The fact that the young author and hopefully her family were willing to let the essay be identified with her is quite remarkable. Her name Mukta, which means the ‘free one’, is coincidentally evocative in this context. We have no idea what Mukta grew up to become. Perhaps she became Christian; perhaps she grew up married and brought up a family and was one of the very old women who blessed Ambedkar in his efforts; perhaps she died young in childbirth. None of those possibilities dim the blazing brightness of the indignation in every word she wrote.

Excerpts from the Marathi essay, ‘About the Griefs of Mangs and Mahars’

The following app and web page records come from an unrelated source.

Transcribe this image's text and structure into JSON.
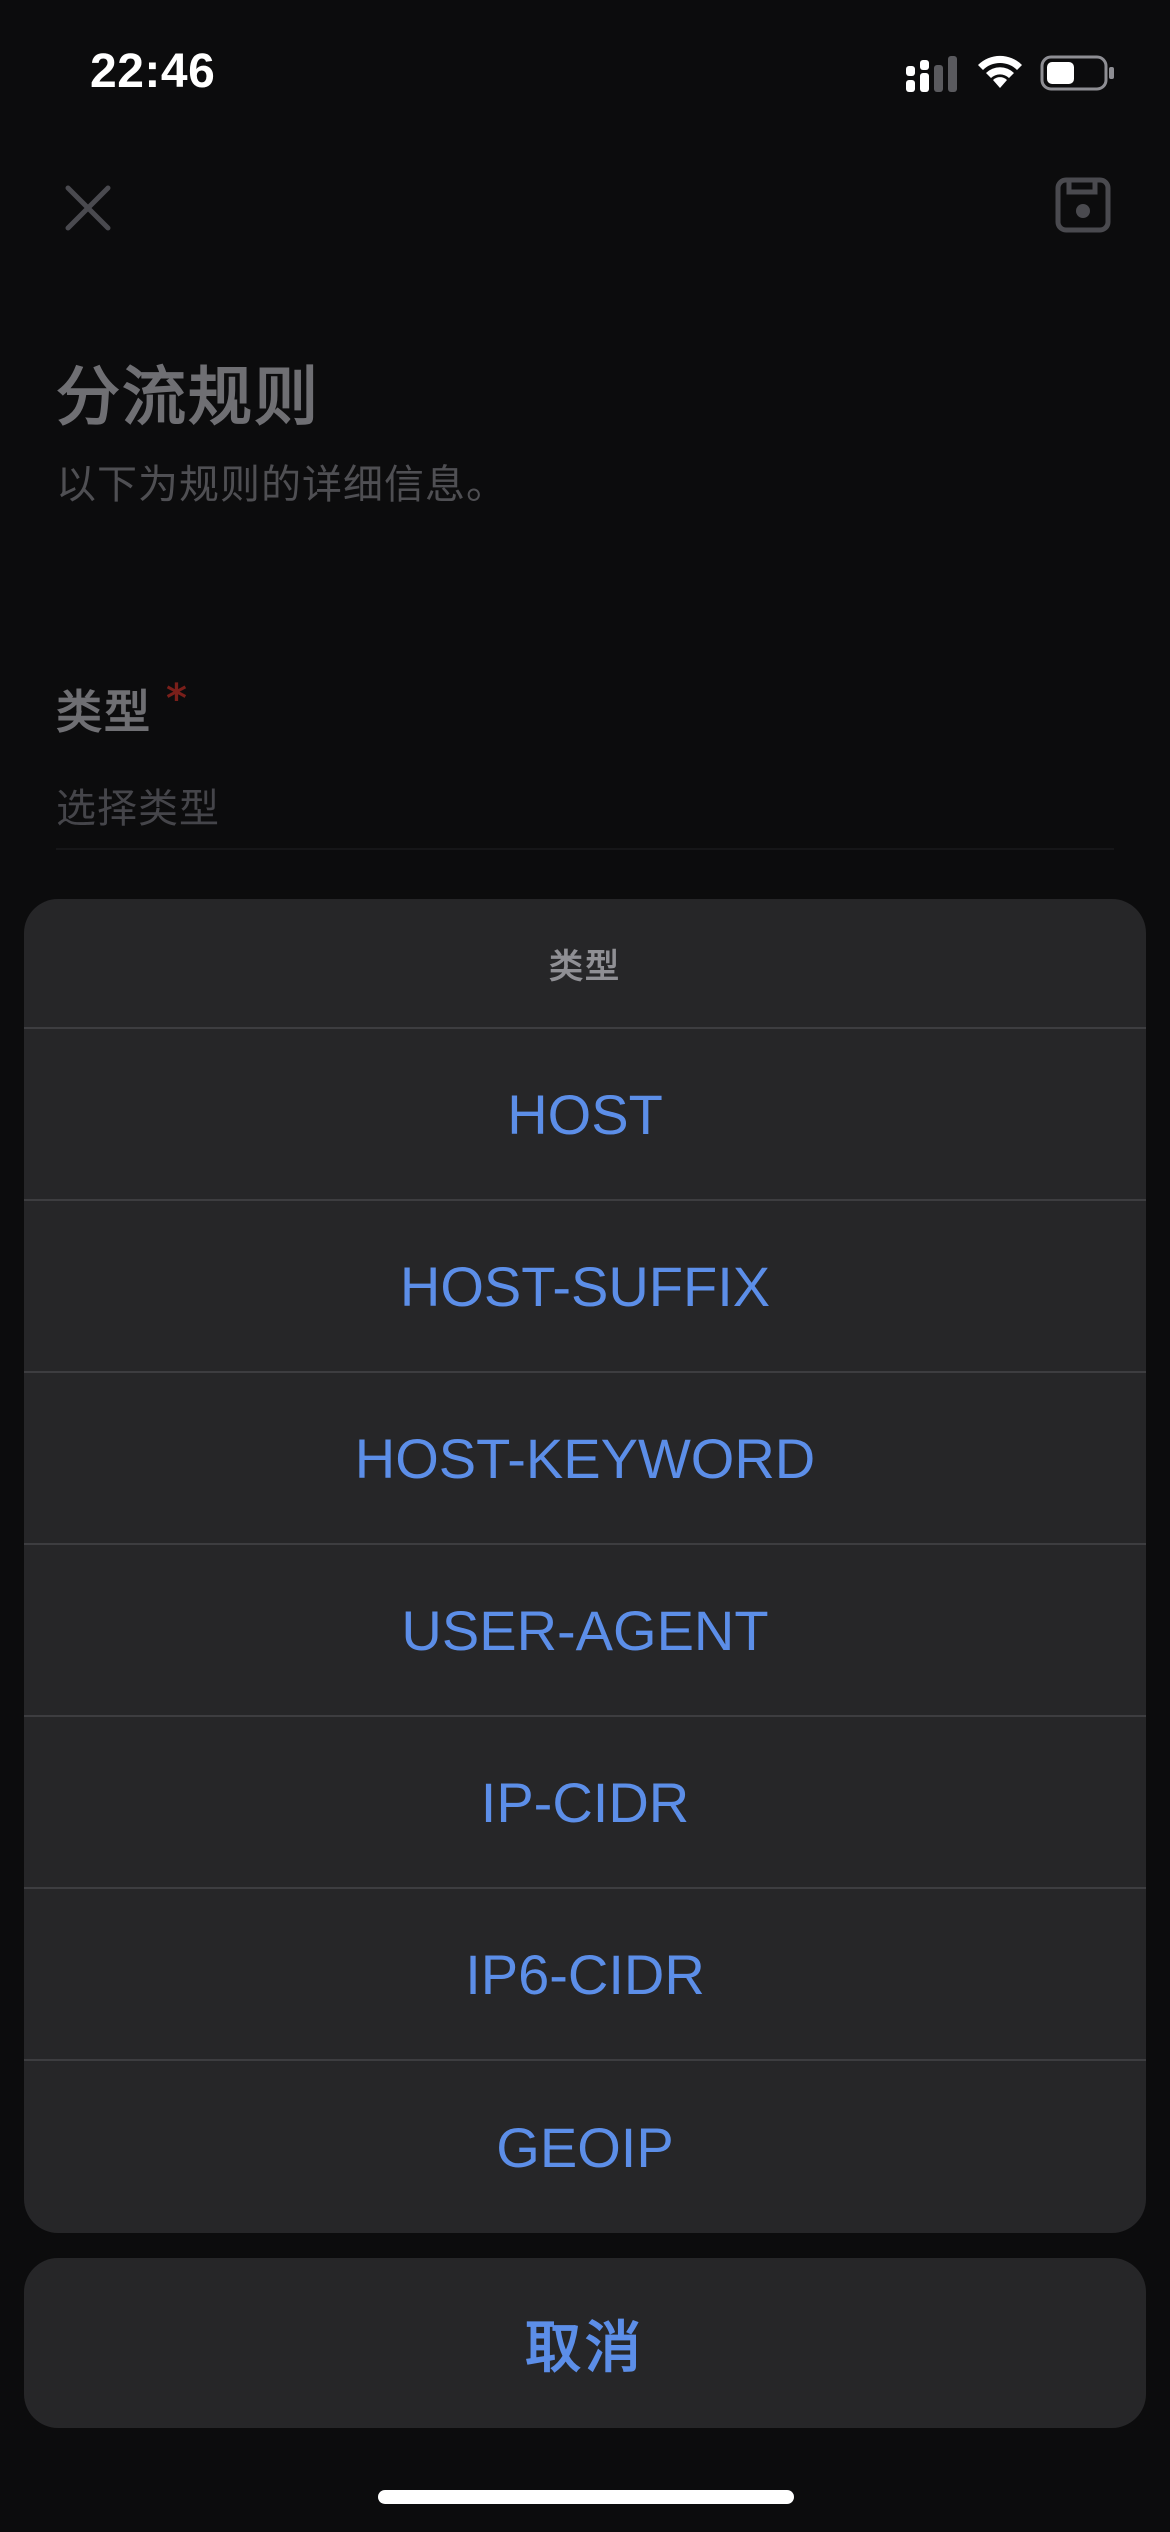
{
  "status_bar": {
    "time": "22:46",
    "signal_icon": "cellular-signal-icon",
    "wifi_icon": "wifi-icon",
    "battery_icon": "battery-icon",
    "battery_level": 0.5
  },
  "page": {
    "close_icon": "close-icon",
    "save_icon": "save-icon",
    "title": "分流规则",
    "subtitle": "以下为规则的详细信息。",
    "type_field": {
      "label": "类型",
      "required_mark": "*",
      "placeholder": "选择类型"
    }
  },
  "action_sheet": {
    "title": "类型",
    "options": [
      "HOST",
      "HOST-SUFFIX",
      "HOST-KEYWORD",
      "USER-AGENT",
      "IP-CIDR",
      "IP6-CIDR",
      "GEOIP"
    ],
    "cancel_label": "取消"
  },
  "colors": {
    "background": "#0c0c0d",
    "sheet": "#262628",
    "accent": "#5c8ee8",
    "required": "#7a1f1a"
  }
}
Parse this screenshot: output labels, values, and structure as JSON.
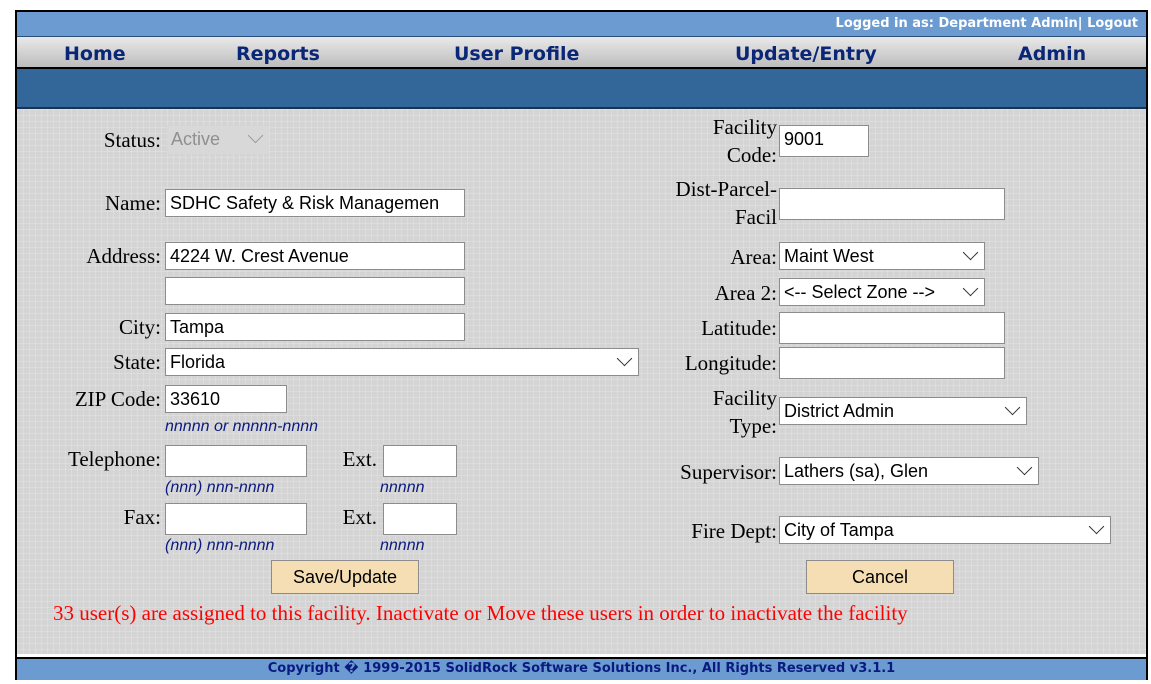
{
  "header": {
    "login_text": "Logged in as: Department Admin|",
    "logout_label": "Logout"
  },
  "nav": {
    "items": [
      "Home",
      "Reports",
      "User Profile",
      "Update/Entry",
      "Admin"
    ]
  },
  "form": {
    "status": {
      "label": "Status:",
      "value": "Active"
    },
    "name": {
      "label": "Name:",
      "value": "SDHC Safety & Risk Managemen"
    },
    "address": {
      "label": "Address:",
      "value": "4224 W. Crest Avenue",
      "value2": ""
    },
    "city": {
      "label": "City:",
      "value": "Tampa"
    },
    "state": {
      "label": "State:",
      "value": "Florida"
    },
    "zip": {
      "label": "ZIP Code:",
      "value": "33610",
      "hint": "nnnnn or nnnnn-nnnn"
    },
    "telephone": {
      "label": "Telephone:",
      "value": "",
      "hint": "(nnn) nnn-nnnn",
      "ext_label": "Ext.",
      "ext_value": "",
      "ext_hint": "nnnnn"
    },
    "fax": {
      "label": "Fax:",
      "value": "",
      "hint": "(nnn) nnn-nnnn",
      "ext_label": "Ext.",
      "ext_value": "",
      "ext_hint": "nnnnn"
    },
    "facility_code": {
      "label_line1": "Facility",
      "label_line2": "Code:",
      "value": "9001"
    },
    "dist_parcel": {
      "label_line1": "Dist-Parcel-",
      "label_line2": "Facil",
      "value": ""
    },
    "area": {
      "label": "Area:",
      "value": "Maint West"
    },
    "area2": {
      "label": "Area 2:",
      "value": "<-- Select Zone -->"
    },
    "latitude": {
      "label": "Latitude:",
      "value": ""
    },
    "longitude": {
      "label": "Longitude:",
      "value": ""
    },
    "facility_type": {
      "label_line1": "Facility",
      "label_line2": "Type:",
      "value": "District Admin"
    },
    "supervisor": {
      "label": "Supervisor:",
      "value": "Lathers (sa), Glen"
    },
    "fire_dept": {
      "label": "Fire Dept:",
      "value": "City of Tampa"
    }
  },
  "buttons": {
    "save": "Save/Update",
    "cancel": "Cancel"
  },
  "warning": "33 user(s) are assigned to this facility. Inactivate or Move these users in order to inactivate the facility",
  "footer": "Copyright � 1999-2015 SolidRock Software Solutions Inc., All Rights Reserved v3.1.1",
  "colors": {
    "topbar": "#6b9bd1",
    "bluebar": "#336699",
    "nav_text": "#0a2677",
    "button": "#f5deb3",
    "warning": "#ff0000",
    "hint": "#0a1a80"
  }
}
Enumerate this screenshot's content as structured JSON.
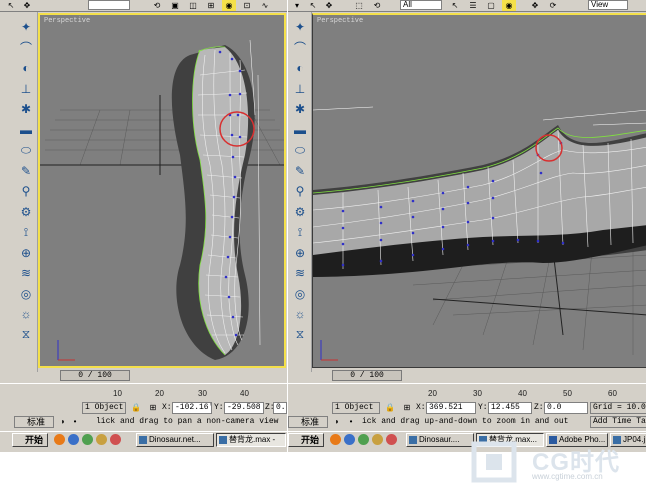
{
  "left_window": {
    "viewport_label": "Perspective",
    "time_slider": "0 / 100",
    "ruler_ticks": [
      "10",
      "20",
      "30",
      "40"
    ],
    "status": {
      "selection": "1 Object",
      "x_label": "X:",
      "x_value": "-102.16'",
      "y_label": "Y:",
      "y_value": "-29.508",
      "z_label": "Z:",
      "z_value": "0."
    },
    "ime_label": "标准",
    "prompt": "lick and drag to pan a non-camera view"
  },
  "right_window": {
    "viewport_label": "Perspective",
    "toolbar_select": "All",
    "toolbar_view": "View",
    "time_slider": "0 / 100",
    "ruler_ticks": [
      "20",
      "30",
      "40",
      "50",
      "60"
    ],
    "status": {
      "selection": "1 Object",
      "x_label": "X:",
      "x_value": "369.521",
      "y_label": "Y:",
      "y_value": "12.455",
      "z_label": "Z:",
      "z_value": "0.0",
      "grid": "Grid = 10.0"
    },
    "ime_label": "标准",
    "prompt": "ick and drag up-and-down to zoom in and out",
    "add_time_tag": "Add Time Tag"
  },
  "taskbar_left": {
    "start_label": "开始",
    "tasks": [
      {
        "label": "Dinosaur.net...",
        "active": false
      },
      {
        "label": "替背龙.max -",
        "active": true
      }
    ]
  },
  "taskbar_right": {
    "start_label": "开始",
    "tasks": [
      {
        "label": "Dinosaur....",
        "active": false
      },
      {
        "label": "替背龙.max...",
        "active": true
      },
      {
        "label": "Adobe Pho...",
        "active": false
      },
      {
        "label": "JP04.j",
        "active": false
      }
    ]
  },
  "watermark": {
    "brand": "CG时代",
    "url": "www.cgtime.com.cn"
  },
  "colors": {
    "viewport_bg": "#7f7f7f",
    "active_border": "#f4e04a",
    "ui_gray": "#d4d0c8",
    "highlight_circle": "#d83030",
    "mesh_white": "#f0f0f0",
    "mesh_green": "#80e040",
    "vertex_blue": "#3030c8"
  },
  "icons": {
    "sidebar": [
      "create-icon",
      "modify-icon",
      "hierarchy-icon",
      "motion-icon",
      "display-icon",
      "box-icon",
      "cylinder-icon",
      "brush-icon",
      "magnet-icon",
      "gear-icon",
      "bone-icon",
      "plug-icon",
      "wave-icon",
      "camera-icon",
      "light-icon",
      "ribbon-icon"
    ]
  }
}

[‘Mangmaharanchya dukhavishayee’] by Muktabai [circa 1855]

“Sir, to refute using Vedic authority the opinion of those who hate us, we begin with the claim of these people who set themselves up over us, especially the gourmand Brahmins, that the Vedas are their property and that only they should study these scriptures. If so, then it is evident that we have no scriptures. If the Vedas are for Brahmins, then it is the sacred duty of Brahmins to follow the teachings therein. If we do not have the freedom to study the scriptures, then does it not follow that we are without any religion? God save us; if even our studying the Vedas is a grave sin (as the Brahmins say), then what fools we would be if we actually follow the teachings therein? The Muslims live by the Q’oran, the English by the Bible and the Brahmins by the Vedas. It seems that they are happier than us to a greater or lesser extent depending on their religions, true or false. Therefore do you, Lord God, make known to us which religion comes from you, so that we may also experience it as they do. But that religion which only some may know and others must find only in the faces of gluttons; let that religion and others like it be lost from the face of the earth, and let it never enter our heads to do such a religion any honour.

The Brahmins consider us humans inferior to cattle. Hear me; when Bajirao ruled, did they consider us equal even to donkeys? For see, if you do but beat a lame donkey, will his owner let you be unscathed? But who was there ever to say, ‘do not beat the Mangs and Mahars’?

Those who dance around wearing sacerdotal clothing intend to consider themselves more virtuous than others, and this pleases them. But do these merciless hearts ever melt over the sorrows that befall us from this untouchability? Nobody employs us for this very reason. If we do not get any work, how can we earn a living?

O wise men wrap up and cast aside your selfish belly-filling pomposities and listen carefully to what I say. Consider what grief it must be when the women among us are brought to childbed when their homes do not even have roofs and are exposed to the depredations of wind and rain and the cold? Think on this from your own experiences. Where will pregnant women find money for physicians and medicines for ailments? Who among you was ever a respectable physician who gave medicines free to the people?

Woe, woe, Lord God, what sorrows are these? Writing any more about this injustice brings tears to my eyes. It is because of this the Lord God took pity on us and sent us the merciful English Government.

Now, there has come to be a most extraordinary thing since the rule of the unbiased and merciful English Government, which surprises me as I write. And that is, those who gave us grief as I have described above are now our dear countrymen, friends and brothers who are struggling day and night to bring us out of these depths of misery. However, not all Brahmins are so inclined. Those among them whose thoughts are evil continue to hate us as of yore, and threaten to cast out those of their brethren who work on our behalf.

Our beloved brothers have started schools for the children of Mangs and Mahars, and these schools receive help from the merciful English Government. That is why there is so much support for these schools. My fellow Mang and Mahar people who are afflicted by poverty and sorrows, you are ailing, so medicate your minds with knowledge so that you may become wise and virtuous, abandoning all ill beliefs, and you will cease to be treated night and day as animals.

(First published in Dnyanodaya, an Ahmednagar [Maharashtra] based journal in 1855. The entire essay was printed as an appendix in a book by NV Joshi, titled Pune Shaharache Varnan [A Description of Pune city], and first published in 1868.)